Smoking filled so many holes inside of me that it was no wonder it held me in such a powerful grip. I needed new ways of filling those holes. I eventually found it in meditation and writing, and I found strength in bonding with others who were trying to quit. When I was finally able to string my smoke-free days into years, that grip lost its power; time had made it fade.
I recall that in my early days of sobriety from alcohol I was jealous of women who had years of sobriety under their belts. I wanted to be like them and I wanted it now! It may sound obvious, but it took some time for me to realize that they had done it by staying sober one day at a time. There were no shortcuts to that ten-year chip.
And that is how we become smoke-free. We get through one minute, one hour, one day at a time. We can’t wait for the emotional cravings to completely disappear – we make them disappear by giving ourselves time without smoking. If we can keep the crazy person inside of us quiet for long enough, we can string those days into years.
Sometimes the crazy woman whispers to me even now, but I gently tell her to go away. I know with a calm certainty that I am no longer at risk of relapse.
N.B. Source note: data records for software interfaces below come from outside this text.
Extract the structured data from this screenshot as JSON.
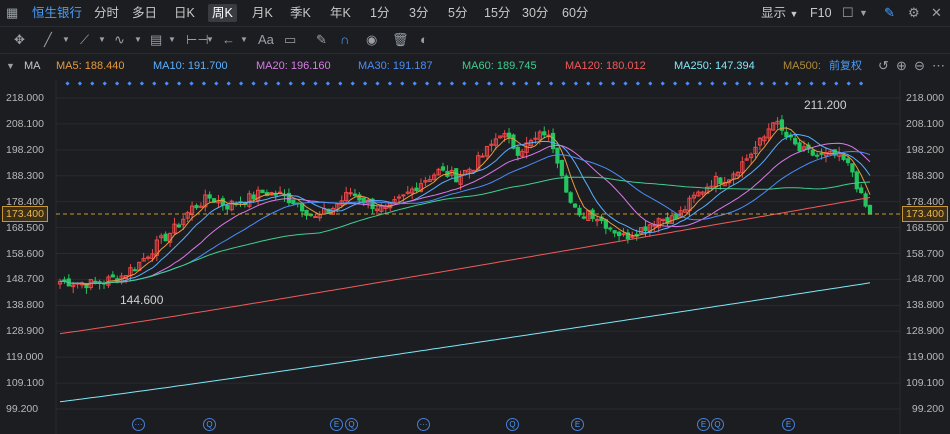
{
  "toolbar": {
    "stock_name": "恒生银行",
    "periods": [
      "分时",
      "多日",
      "日K",
      "周K",
      "月K",
      "季K",
      "年K",
      "1分",
      "3分",
      "5分",
      "15分",
      "30分",
      "60分"
    ],
    "active_period": "周K",
    "display_label": "显示",
    "f10_label": "F10"
  },
  "drawbar": {
    "text_tool": "Aa"
  },
  "indicators": {
    "main_label": "MA",
    "items": [
      {
        "label": "MA5: 188.440",
        "color": "#e89a3c"
      },
      {
        "label": "MA10: 191.700",
        "color": "#5ab0ff"
      },
      {
        "label": "MA20: 196.160",
        "color": "#d97ae8"
      },
      {
        "label": "MA30: 191.187",
        "color": "#4a8df8"
      },
      {
        "label": "MA60: 189.745",
        "color": "#3ecf8e"
      },
      {
        "label": "MA120: 180.012",
        "color": "#f05a5a"
      },
      {
        "label": "MA250: 147.394",
        "color": "#7ee8f8"
      },
      {
        "label": "MA500:",
        "color": "#b08a3a"
      }
    ],
    "adjust_label": "前复权"
  },
  "y_axis": [
    "218.000",
    "208.100",
    "198.200",
    "188.300",
    "178.400",
    "168.500",
    "158.600",
    "148.700",
    "138.800",
    "128.900",
    "119.000",
    "109.100",
    "99.200"
  ],
  "y_axis_right": [
    "218.000",
    "208.100",
    "198.200",
    "188.300",
    "178.400",
    "168.500",
    "158.700",
    "148.700",
    "138.800",
    "128.900",
    "119.000",
    "109.100",
    "99.200"
  ],
  "current_price": "173.400",
  "annotations": {
    "high": "211.200",
    "low": "144.600"
  },
  "events": [
    "···",
    "Q",
    "E",
    "Q",
    "···",
    "Q",
    "E",
    "E",
    "Q",
    "E"
  ],
  "colors": {
    "up": "#f04848",
    "down": "#22c55e",
    "bg": "#1c1d21"
  }
}
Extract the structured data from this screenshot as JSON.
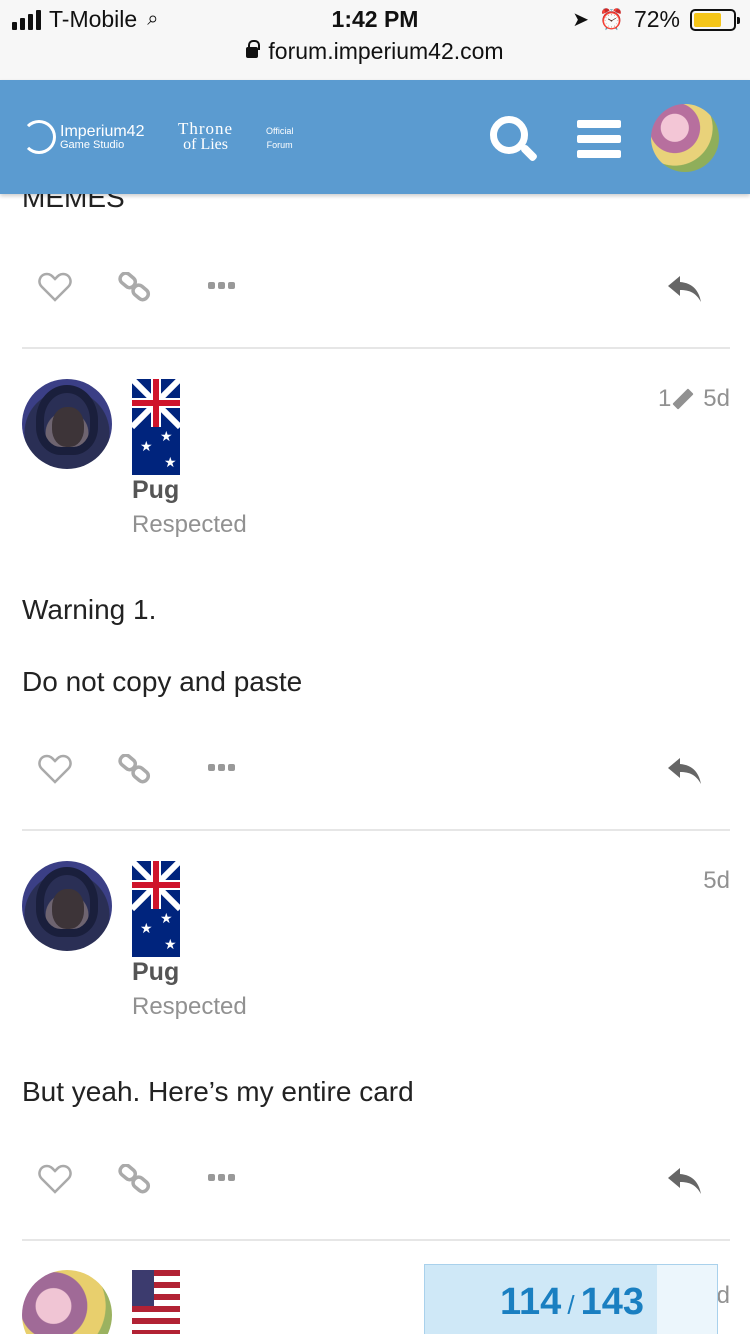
{
  "status_bar": {
    "carrier": "T-Mobile",
    "time": "1:42 PM",
    "battery": "72%",
    "battery_level": 0.72,
    "url": "forum.imperium42.com"
  },
  "header": {
    "logo_main": "Imperium42",
    "logo_sub": "Game Studio",
    "game_top": "Throne",
    "game_bottom": "of Lies",
    "official_line1": "Official",
    "official_line2": "Forum"
  },
  "previous_post": {
    "text": "MEMES"
  },
  "posts": [
    {
      "username": "Pug",
      "title": "Respected",
      "edit_count": "1",
      "age": "5d",
      "lines": [
        "Warning 1.",
        "Do not copy and paste"
      ]
    },
    {
      "username": "Pug",
      "title": "Respected",
      "age": "5d",
      "lines": [
        "But yeah. Here’s my entire card"
      ]
    }
  ],
  "progress": {
    "current": "114",
    "separator": "/",
    "total": "143",
    "fraction": 0.797
  },
  "stray_meta": "d"
}
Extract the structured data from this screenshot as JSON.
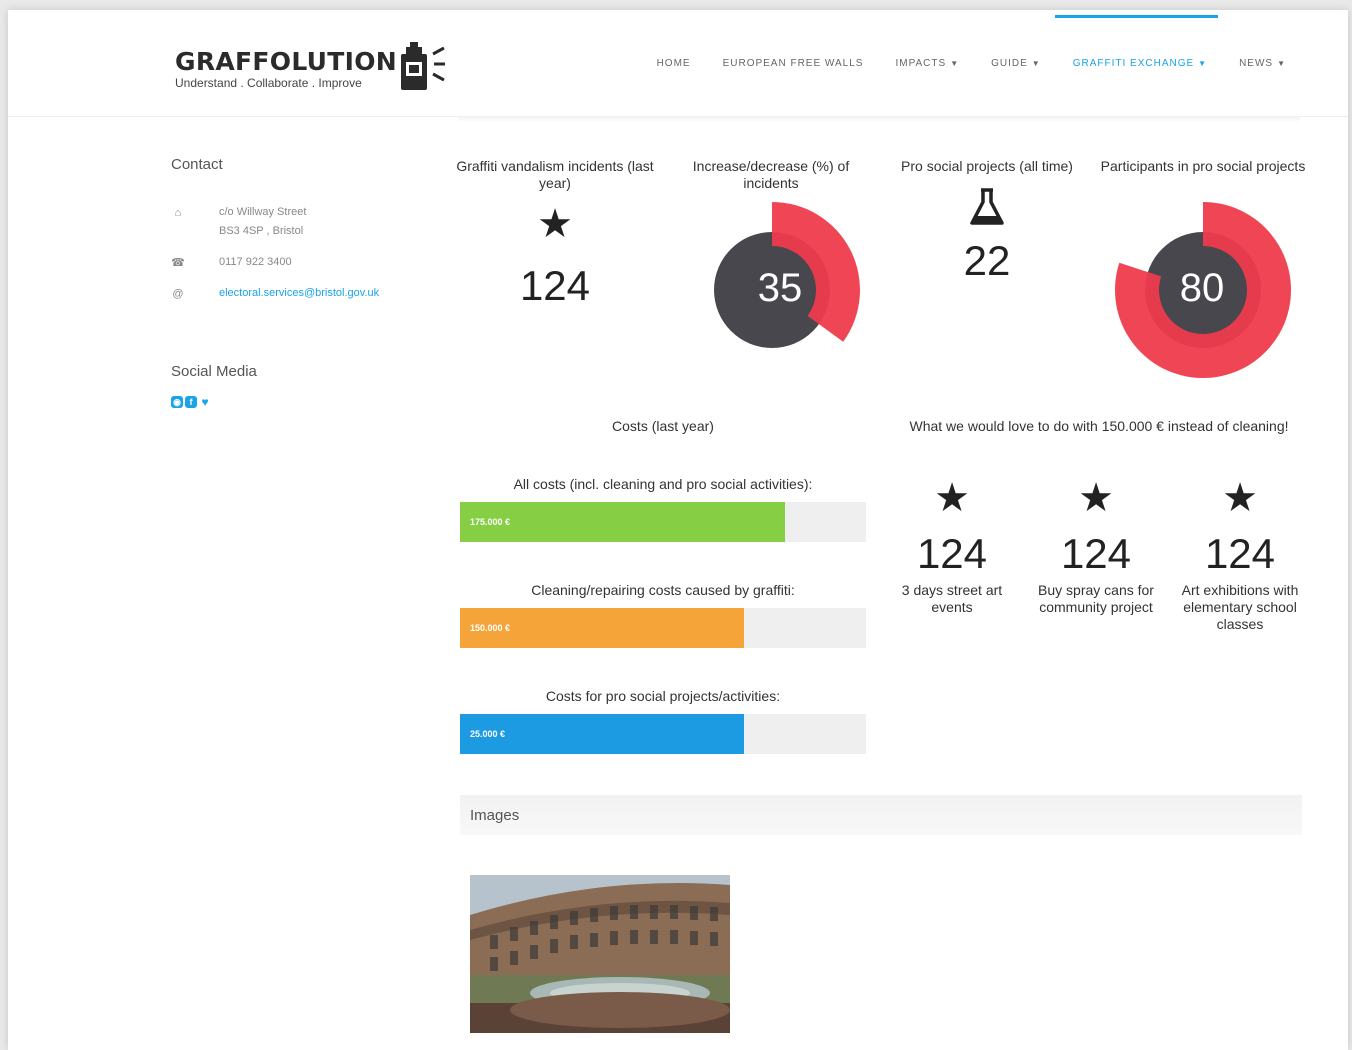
{
  "brand": {
    "name": "GRAFFOLUTION",
    "tagline": "Understand . Collaborate . Improve"
  },
  "nav": [
    {
      "label": "HOME",
      "caret": false,
      "active": false
    },
    {
      "label": "EUROPEAN FREE WALLS",
      "caret": false,
      "active": false
    },
    {
      "label": "IMPACTS",
      "caret": true,
      "active": false
    },
    {
      "label": "GUIDE",
      "caret": true,
      "active": false
    },
    {
      "label": "GRAFFITI EXCHANGE",
      "caret": true,
      "active": true
    },
    {
      "label": "NEWS",
      "caret": true,
      "active": false
    }
  ],
  "sidebar": {
    "contact_title": "Contact",
    "address_line1": "c/o Willway Street",
    "address_line2": "BS3 4SP , Bristol",
    "phone": "0117 922 3400",
    "email": "electoral.services@bristol.gov.uk",
    "social_title": "Social Media"
  },
  "stats": {
    "incidents": {
      "label": "Graffiti vandalism incidents (last year)",
      "value": "124",
      "icon": "star-icon"
    },
    "change": {
      "label": "Increase/decrease (%) of incidents",
      "value": "35",
      "percent": 35
    },
    "projects": {
      "label": "Pro social projects (all time)",
      "value": "22",
      "icon": "flask-icon"
    },
    "participants": {
      "label": "Participants in pro social projects",
      "value": "80",
      "percent": 80
    }
  },
  "costs": {
    "title": "Costs (last year)",
    "items": [
      {
        "label": "All costs (incl. cleaning and pro social activities):",
        "value": "175.000 €",
        "fraction": 0.8,
        "color": "#86cf45"
      },
      {
        "label": "Cleaning/repairing costs caused by graffiti:",
        "value": "150.000 €",
        "fraction": 0.7,
        "color": "#f5a43a"
      },
      {
        "label": "Costs for pro social projects/activities:",
        "value": "25.000 €",
        "fraction": 0.7,
        "color": "#1c9be3"
      }
    ]
  },
  "love": {
    "title": "What we would love to do with 150.000 € instead of cleaning!",
    "items": [
      {
        "value": "124",
        "desc": "3 days street art events"
      },
      {
        "value": "124",
        "desc": "Buy spray cans for community project"
      },
      {
        "value": "124",
        "desc": "Art exhibitions with elementary school classes"
      }
    ]
  },
  "images": {
    "title": "Images"
  },
  "colors": {
    "accent": "#1aa3e8",
    "ring_red": "#ef3b4c",
    "ring_dark": "#47474d"
  }
}
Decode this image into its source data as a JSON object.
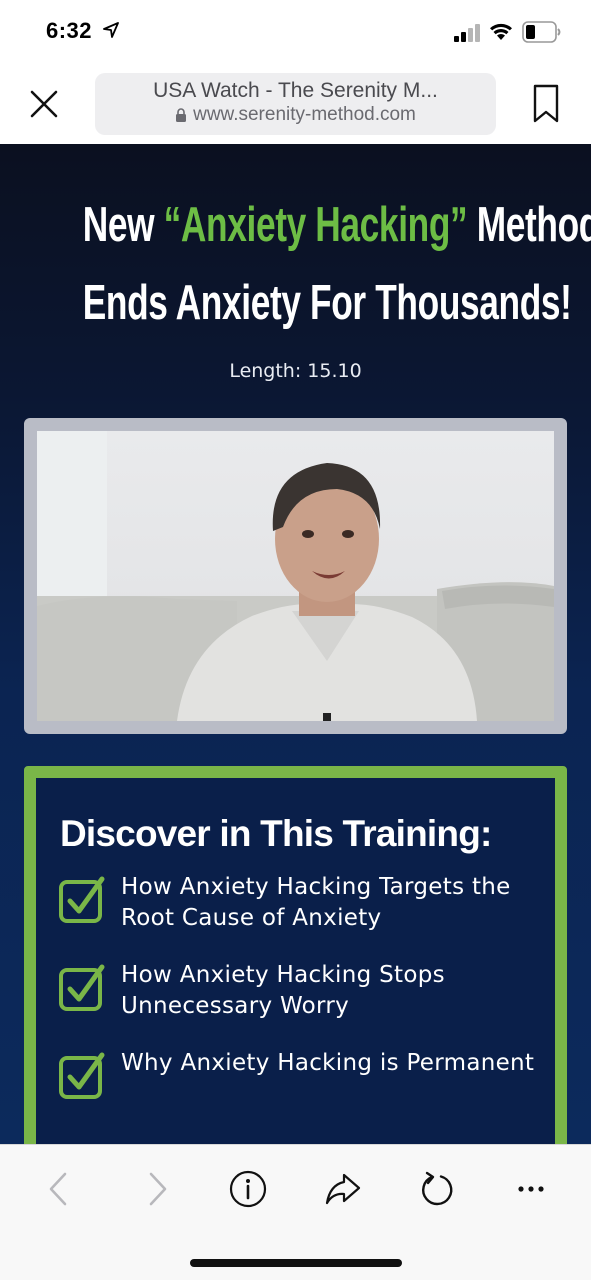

I’d love to hear if anyone else is familiar with their inner crazy person and how they have learned to deal with that in their struggle to become a non-smoker.